That same night, a message referring to President Joe Biden as a “wannabe dictator” appeared on Fox's screen, costing two of Carlson's former producers their jobs. This week, Geraldo Rivera quit as a panelist on the popular show “The Five,” saying he was tired of the political combat.
Still, Republican candidates have appeared for interviews on Fox a staggering 160 times this year, 15 already this week, the network said. The most frequent is entrepreneur Vivek Ramaswamy, who has been on 76 times. Democrats Robert F. Kennedy Jr. and Marianne Williamson have been on 18 times.
There are more media outlets appealing to Republicans than ever, said talk show host Erick Erickson. Ben Shapiro's “Daily Wire” has been successful in reaching young people who don't watch television as much as their elders, and the rapid increase in cable cord-cutters is ominous for media executives.
Fox still reaches the most conservatives in the country, he said.
“They're not as dominant as they once were but that doesn't mean that they're not dominant,” Erickson said.
Despite its troubles, Fox retains a powerful agenda-setting role.
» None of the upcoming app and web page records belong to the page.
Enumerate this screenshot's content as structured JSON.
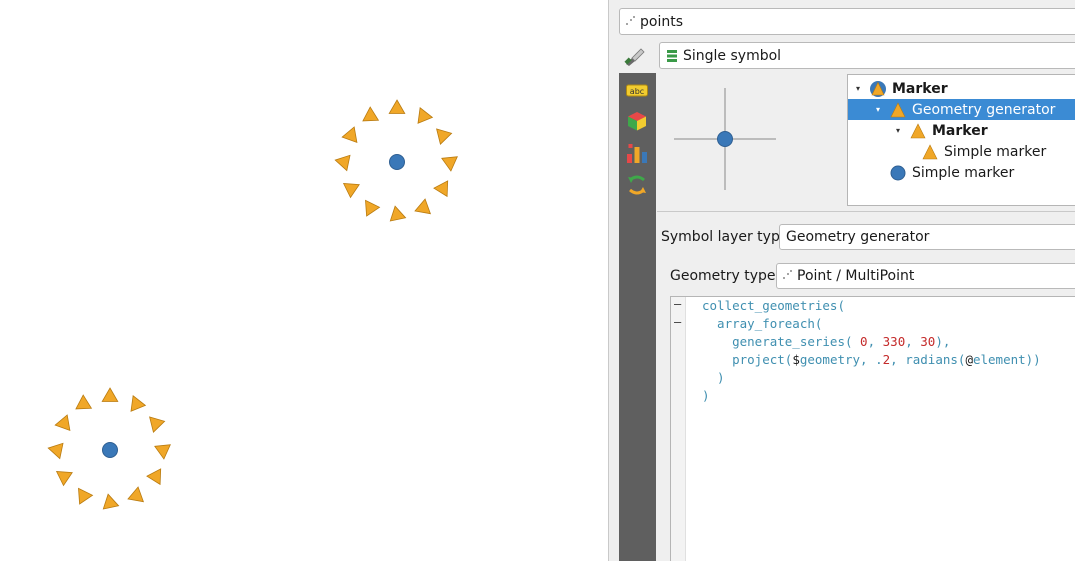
{
  "layer_combo": {
    "value": "points"
  },
  "renderer": {
    "value": "Single symbol"
  },
  "symbol_tree": {
    "items": [
      {
        "label": "Marker",
        "bold": true,
        "expanded": true,
        "icon": "marker-triangle-icon"
      },
      {
        "label": "Geometry generator",
        "bold": false,
        "expanded": true,
        "selected": true,
        "icon": "triangle-icon"
      },
      {
        "label": "Marker",
        "bold": true,
        "expanded": true,
        "icon": "triangle-icon"
      },
      {
        "label": "Simple marker",
        "bold": false,
        "icon": "triangle-icon"
      },
      {
        "label": "Simple marker",
        "bold": false,
        "icon": "circle-icon"
      }
    ]
  },
  "symbol_layer_type": {
    "label": "Symbol layer type",
    "value": "Geometry generator"
  },
  "geometry_type": {
    "label": "Geometry type",
    "value": "Point / MultiPoint"
  },
  "expression": {
    "lines": [
      "collect_geometries(",
      "  array_foreach(",
      "    generate_series( 0, 330, 30),",
      "    project($geometry, .2, radians(@element))",
      "  )",
      ")"
    ]
  },
  "map": {
    "point_groups": 2,
    "markers_per_group": 12,
    "series": {
      "start": 0,
      "stop": 330,
      "step": 30
    },
    "marker_fill": "#f0a728",
    "point_fill": "#3a78b8"
  },
  "colors": {
    "selection": "#3b8bd4",
    "code_function": "#3f8fb0",
    "code_number": "#c42b2b"
  }
}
It is particularly visible in the wake of Trump's indictment with the number of commentators who have been attacking the U.S. justice system, noted CNN media writer Oliver Darcy.
“Newsrooms often focus on what lawmakers are saying, but the popular talk show hosts have far more influence over the GOP base,” Darcy wrote. “And they're priming a large portion of the country to believe the government is being run by a menacing anti-democratic force and that law and order no longer exists.”
Many in conservative media are watching closely to see if it becomes clear that a majority of Fox personalities are favoring one candidate or another, in large part to attract attention by going in another direction, Erickson said.
“People feel there is chum in the water and the sharks are circling,” he said.